Basic Breakfast Sausage

2 pounds ground pork
1/4 C (loose) brown sugar
1Tbs kosher salt
1 tsp black pepper
1 tsp bells poultry seasoning
2 tsp hungarian paprika
1/2 tsp nutmeg
1/2 tsp ground sage

Mix well and fry. I did a quick test by nuking a little bit of the mix. I totally overcooked it but it tasted pretty good. I am sure I will be tweaking this the more I use it but it's nice to have a base recipe to work with!

Wednesday, January 4, 2017

Bacon Wrapped Chicken Breasts Stuffed with Sausage, Cheese, and Mushrooms

Hope everyone had an enjoyable holiday. Ours was nice albeit smaller than in years past. Everybody seemed to be broke as hell this year. Let's hope things start looking up this new year. One of the new recipes I tried this year was a sausage stuffed mushroom recipe. As usual, I had way more filling than I could fit in the caps so I came up with this recipe as a means to use up all the leftover filling. I have to say it came our great. Both hubby and I really enjoyed the end product served with rice and leftover Christmas vegetables (I had green beans and he had corn).

Bacon Wrapped Chicken Breasts Stuffed With Sausage Mushrooms and Cheese
 
 NOTE: The filling recipe was used to stuff 2 packages of mini portabella mushroon caps (Fill caps and bake at 350F for 20 minutes) with the leftover filling sufficient to stuff 2 chicken breasts.

For the Filling
2/3 brick cream cheese
1/2 pound sausage (I used Jone's Brand)
4 cloves garlic, minced
1 leek, thinly sliced
1 Cup portabella mushroom stems, chopped
1/4 Cup white wine
2-3 dashes worcestershire sauce
1/4 Cup romano cheese
1 egg
1/2 tsp black pepper

Brown sausage in a skillet, breaking into small pieces, until cooked through. Drain and place sausage in a bowl to cool.
Return skillet to stove and saute mushrooms, leeks and garlic over low heat until soft.

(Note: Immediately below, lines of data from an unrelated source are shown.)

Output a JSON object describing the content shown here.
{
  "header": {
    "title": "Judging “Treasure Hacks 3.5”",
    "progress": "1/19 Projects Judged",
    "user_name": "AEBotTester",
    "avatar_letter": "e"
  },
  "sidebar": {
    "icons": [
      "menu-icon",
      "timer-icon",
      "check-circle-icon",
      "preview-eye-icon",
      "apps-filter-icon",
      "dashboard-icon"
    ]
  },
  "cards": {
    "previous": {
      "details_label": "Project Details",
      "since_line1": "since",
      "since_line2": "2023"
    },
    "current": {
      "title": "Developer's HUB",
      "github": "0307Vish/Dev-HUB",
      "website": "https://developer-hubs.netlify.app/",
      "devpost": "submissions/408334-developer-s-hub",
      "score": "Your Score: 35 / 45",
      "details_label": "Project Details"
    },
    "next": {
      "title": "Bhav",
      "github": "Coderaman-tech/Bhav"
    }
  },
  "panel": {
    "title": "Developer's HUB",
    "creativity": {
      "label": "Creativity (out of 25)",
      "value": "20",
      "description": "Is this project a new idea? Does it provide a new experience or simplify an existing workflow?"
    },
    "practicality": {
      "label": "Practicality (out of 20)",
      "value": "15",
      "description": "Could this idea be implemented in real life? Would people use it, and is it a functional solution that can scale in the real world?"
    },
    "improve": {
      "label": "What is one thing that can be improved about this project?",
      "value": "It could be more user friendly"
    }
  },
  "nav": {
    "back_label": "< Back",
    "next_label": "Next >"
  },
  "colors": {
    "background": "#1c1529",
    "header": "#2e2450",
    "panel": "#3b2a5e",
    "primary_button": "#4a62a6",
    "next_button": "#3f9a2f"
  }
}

Add worcestershire sauce
Deglaze with white wine and let wine cook away
When wine has evaporated, transfer vegetables to bowl with sausage and let cool.
Once cooled, stir in cheeses, egg, and black pepper until fully incorporated.

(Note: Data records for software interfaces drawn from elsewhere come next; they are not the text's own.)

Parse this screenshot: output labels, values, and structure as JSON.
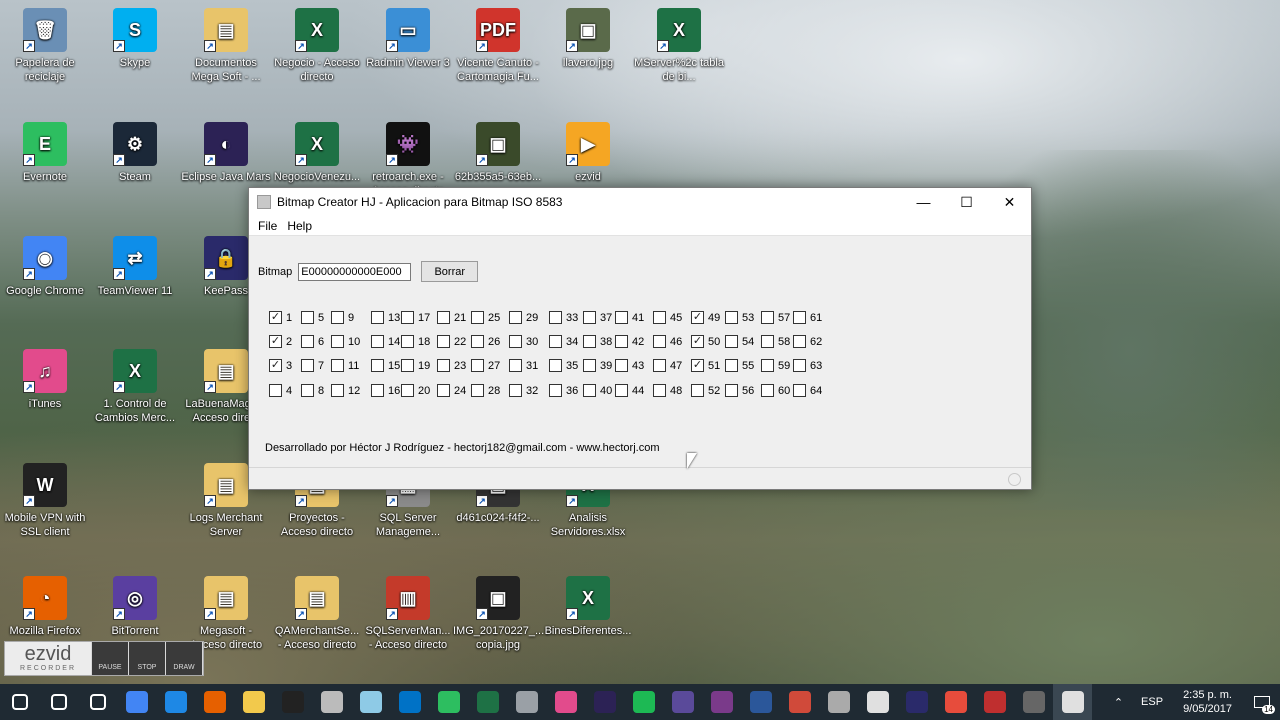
{
  "desktop": {
    "icons": [
      {
        "label": "Papelera de reciclaje",
        "icon": "recycle-bin-icon",
        "color": "#6a8fb5",
        "glyph": "🗑"
      },
      {
        "label": "Skype",
        "icon": "skype-icon",
        "color": "#00aff0",
        "glyph": "S"
      },
      {
        "label": "Documentos Mega Soft - ...",
        "icon": "pdf-folder-icon",
        "color": "#e8c46a",
        "glyph": "▤"
      },
      {
        "label": "Negocio - Acceso directo",
        "icon": "excel-icon",
        "color": "#1e7145",
        "glyph": "X"
      },
      {
        "label": "Radmin Viewer 3",
        "icon": "radmin-icon",
        "color": "#3b8fd6",
        "glyph": "▭"
      },
      {
        "label": "Vicente Canuto - Cartomagia Fu...",
        "icon": "pdf-icon",
        "color": "#d0342c",
        "glyph": "PDF"
      },
      {
        "label": "llavero.jpg",
        "icon": "image-icon",
        "color": "#5a6a4a",
        "glyph": "▣"
      },
      {
        "label": "MServer%2c tabla de bi...",
        "icon": "excel-icon",
        "color": "#1e7145",
        "glyph": "X"
      },
      {
        "label": "Evernote",
        "icon": "evernote-icon",
        "color": "#2dbe60",
        "glyph": "E"
      },
      {
        "label": "Steam",
        "icon": "steam-icon",
        "color": "#1b2838",
        "glyph": "⚙"
      },
      {
        "label": "Eclipse Java Mars",
        "icon": "eclipse-icon",
        "color": "#2c2255",
        "glyph": "◐"
      },
      {
        "label": "NegocioVenezu...",
        "icon": "excel-icon",
        "color": "#1e7145",
        "glyph": "X"
      },
      {
        "label": "retroarch.exe - Acceso directo",
        "icon": "retroarch-icon",
        "color": "#111111",
        "glyph": "👾"
      },
      {
        "label": "62b355a5-63eb...",
        "icon": "image-icon",
        "color": "#3a4a2a",
        "glyph": "▣"
      },
      {
        "label": "ezvid",
        "icon": "ezvid-icon",
        "color": "#f5a623",
        "glyph": "▶"
      },
      {
        "label": "Google Chrome",
        "icon": "chrome-icon",
        "color": "#4285f4",
        "glyph": "◉"
      },
      {
        "label": "TeamViewer 11",
        "icon": "teamviewer-icon",
        "color": "#0e8ee9",
        "glyph": "⇄"
      },
      {
        "label": "KeePass",
        "icon": "keepass-icon",
        "color": "#2a2a6a",
        "glyph": "🔒"
      },
      {
        "label": "iTunes",
        "icon": "itunes-icon",
        "color": "#e24b8c",
        "glyph": "♫"
      },
      {
        "label": "1. Control de Cambios Merc...",
        "icon": "excel-icon",
        "color": "#1e7145",
        "glyph": "X"
      },
      {
        "label": "LaBuenaMag... - Acceso dire...",
        "icon": "folder-icon",
        "color": "#e8c46a",
        "glyph": "▤"
      },
      {
        "label": "Mobile VPN with SSL client",
        "icon": "vpn-icon",
        "color": "#222222",
        "glyph": "W"
      },
      {
        "label": "Logs Merchant Server",
        "icon": "folder-icon",
        "color": "#e8c46a",
        "glyph": "▤"
      },
      {
        "label": "Proyectos - Acceso directo",
        "icon": "folder-icon",
        "color": "#e8c46a",
        "glyph": "▤"
      },
      {
        "label": "SQL Server Manageme...",
        "icon": "sql-icon",
        "color": "#8a8a8a",
        "glyph": "▦"
      },
      {
        "label": "d461c024-f4f2-...",
        "icon": "image-icon",
        "color": "#333333",
        "glyph": "▣"
      },
      {
        "label": "Analisis Servidores.xlsx",
        "icon": "excel-icon",
        "color": "#1e7145",
        "glyph": "X"
      },
      {
        "label": "Mozilla Firefox",
        "icon": "firefox-icon",
        "color": "#e66000",
        "glyph": "◔"
      },
      {
        "label": "BitTorrent",
        "icon": "bittorrent-icon",
        "color": "#5a3fa0",
        "glyph": "◎"
      },
      {
        "label": "Megasoft - Acceso directo",
        "icon": "folder-icon",
        "color": "#e8c46a",
        "glyph": "▤"
      },
      {
        "label": "QAMerchantSe... - Acceso directo",
        "icon": "folder-icon",
        "color": "#e8c46a",
        "glyph": "▤"
      },
      {
        "label": "SQLServerMan... - Acceso directo",
        "icon": "toolbox-icon",
        "color": "#c43a2a",
        "glyph": "▥"
      },
      {
        "label": "IMG_20170227_... copia.jpg",
        "icon": "image-icon",
        "color": "#222222",
        "glyph": "▣"
      },
      {
        "label": "BinesDiferentes...",
        "icon": "excel-icon",
        "color": "#1e7145",
        "glyph": "X"
      }
    ]
  },
  "ezvid": {
    "logo": "ezvid",
    "sub": "RECORDER",
    "pause": "PAUSE",
    "stop": "STOP",
    "draw": "DRAW"
  },
  "window": {
    "title": "Bitmap Creator HJ - Aplicacion para Bitmap ISO 8583",
    "minimize": "—",
    "maximize": "☐",
    "close": "✕",
    "menu": [
      "File",
      "Help"
    ],
    "bitmap_label": "Bitmap",
    "bitmap_value": "E00000000000E000",
    "clear_button": "Borrar",
    "checkboxes": [
      {
        "n": "1",
        "checked": true
      },
      {
        "n": "2",
        "checked": true
      },
      {
        "n": "3",
        "checked": true
      },
      {
        "n": "4",
        "checked": false
      },
      {
        "n": "5",
        "checked": false
      },
      {
        "n": "6",
        "checked": false
      },
      {
        "n": "7",
        "checked": false
      },
      {
        "n": "8",
        "checked": false
      },
      {
        "n": "9",
        "checked": false
      },
      {
        "n": "10",
        "checked": false
      },
      {
        "n": "11",
        "checked": false
      },
      {
        "n": "12",
        "checked": false
      },
      {
        "n": "13",
        "checked": false
      },
      {
        "n": "14",
        "checked": false
      },
      {
        "n": "15",
        "checked": false
      },
      {
        "n": "16",
        "checked": false
      },
      {
        "n": "17",
        "checked": false
      },
      {
        "n": "18",
        "checked": false
      },
      {
        "n": "19",
        "checked": false
      },
      {
        "n": "20",
        "checked": false
      },
      {
        "n": "21",
        "checked": false
      },
      {
        "n": "22",
        "checked": false
      },
      {
        "n": "23",
        "checked": false
      },
      {
        "n": "24",
        "checked": false
      },
      {
        "n": "25",
        "checked": false
      },
      {
        "n": "26",
        "checked": false
      },
      {
        "n": "27",
        "checked": false
      },
      {
        "n": "28",
        "checked": false
      },
      {
        "n": "29",
        "checked": false
      },
      {
        "n": "30",
        "checked": false
      },
      {
        "n": "31",
        "checked": false
      },
      {
        "n": "32",
        "checked": false
      },
      {
        "n": "33",
        "checked": false
      },
      {
        "n": "34",
        "checked": false
      },
      {
        "n": "35",
        "checked": false
      },
      {
        "n": "36",
        "checked": false
      },
      {
        "n": "37",
        "checked": false
      },
      {
        "n": "38",
        "checked": false
      },
      {
        "n": "39",
        "checked": false
      },
      {
        "n": "40",
        "checked": false
      },
      {
        "n": "41",
        "checked": false
      },
      {
        "n": "42",
        "checked": false
      },
      {
        "n": "43",
        "checked": false
      },
      {
        "n": "44",
        "checked": false
      },
      {
        "n": "45",
        "checked": false
      },
      {
        "n": "46",
        "checked": false
      },
      {
        "n": "47",
        "checked": false
      },
      {
        "n": "48",
        "checked": false
      },
      {
        "n": "49",
        "checked": true
      },
      {
        "n": "50",
        "checked": true
      },
      {
        "n": "51",
        "checked": true
      },
      {
        "n": "52",
        "checked": false
      },
      {
        "n": "53",
        "checked": false
      },
      {
        "n": "54",
        "checked": false
      },
      {
        "n": "55",
        "checked": false
      },
      {
        "n": "56",
        "checked": false
      },
      {
        "n": "57",
        "checked": false
      },
      {
        "n": "58",
        "checked": false
      },
      {
        "n": "59",
        "checked": false
      },
      {
        "n": "60",
        "checked": false
      },
      {
        "n": "61",
        "checked": false
      },
      {
        "n": "62",
        "checked": false
      },
      {
        "n": "63",
        "checked": false
      },
      {
        "n": "64",
        "checked": false
      }
    ],
    "footer": "Desarrollado por Héctor J Rodríguez - hectorj182@gmail.com - www.hectorj.com"
  },
  "taskbar": {
    "apps": [
      {
        "icon": "windows-start-icon",
        "color": "#ffffff"
      },
      {
        "icon": "search-icon",
        "color": "#ffffff"
      },
      {
        "icon": "task-view-icon",
        "color": "#ffffff"
      },
      {
        "icon": "chrome-icon",
        "color": "#4285f4"
      },
      {
        "icon": "edge-icon",
        "color": "#1e88e5"
      },
      {
        "icon": "firefox-icon",
        "color": "#e66000"
      },
      {
        "icon": "file-explorer-icon",
        "color": "#f2c94c"
      },
      {
        "icon": "cmd-icon",
        "color": "#222222"
      },
      {
        "icon": "clipboard-icon",
        "color": "#bbbbbb"
      },
      {
        "icon": "notepad-icon",
        "color": "#8ecae6"
      },
      {
        "icon": "outlook-icon",
        "color": "#0072c6"
      },
      {
        "icon": "evernote-icon",
        "color": "#2dbe60"
      },
      {
        "icon": "excel-icon",
        "color": "#1e7145"
      },
      {
        "icon": "tools-icon",
        "color": "#9aa0a6"
      },
      {
        "icon": "itunes-icon",
        "color": "#e24b8c"
      },
      {
        "icon": "eclipse-icon",
        "color": "#2c2255"
      },
      {
        "icon": "spotify-icon",
        "color": "#1db954"
      },
      {
        "icon": "eclipse-mars-icon",
        "color": "#5a4a9a"
      },
      {
        "icon": "winrar-icon",
        "color": "#7a3a8a"
      },
      {
        "icon": "word-icon",
        "color": "#2b579a"
      },
      {
        "icon": "network-icon",
        "color": "#d04a3a"
      },
      {
        "icon": "box-icon",
        "color": "#aaaaaa"
      },
      {
        "icon": "java-icon",
        "color": "#e0e0e0"
      },
      {
        "icon": "keepass-icon",
        "color": "#2a2a6a"
      },
      {
        "icon": "picasa-icon",
        "color": "#e74c3c"
      },
      {
        "icon": "filezilla-icon",
        "color": "#bf2f2f"
      },
      {
        "icon": "calculator-icon",
        "color": "#666666"
      },
      {
        "icon": "java-app-icon",
        "color": "#e0e0e0"
      }
    ],
    "tray_chevron": "⌃",
    "language": "ESP",
    "time": "2:35 p. m.",
    "date": "9/05/2017",
    "notifications": "14"
  }
}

For the Chicken
2 boneless, skinless, chicken breast halves
1 rasher of sliced bacon

Butterfly each chicken breast and pound until a uniform 1/4 inch thickness
Spread filling mixture on chicken breasts leaving 1/4 inch allowance along one edge.
Roll chicken breasts towards the edge with the allowance to keep filling from squishing out
Carefully wrap the rolled breast with strips of bacon to keep them from unrolling. Secure with toothpick where needed

Place bacon wrapped chicken breasts on a rack in a roasting pan and bake at 350F for 30-40 minutes.
When chicken is almost done, turn on broiler and broil until bacon is crisp. Turn bundles over and continue to broil the underside until bacon is crisp. Let stand a few minutes before serving.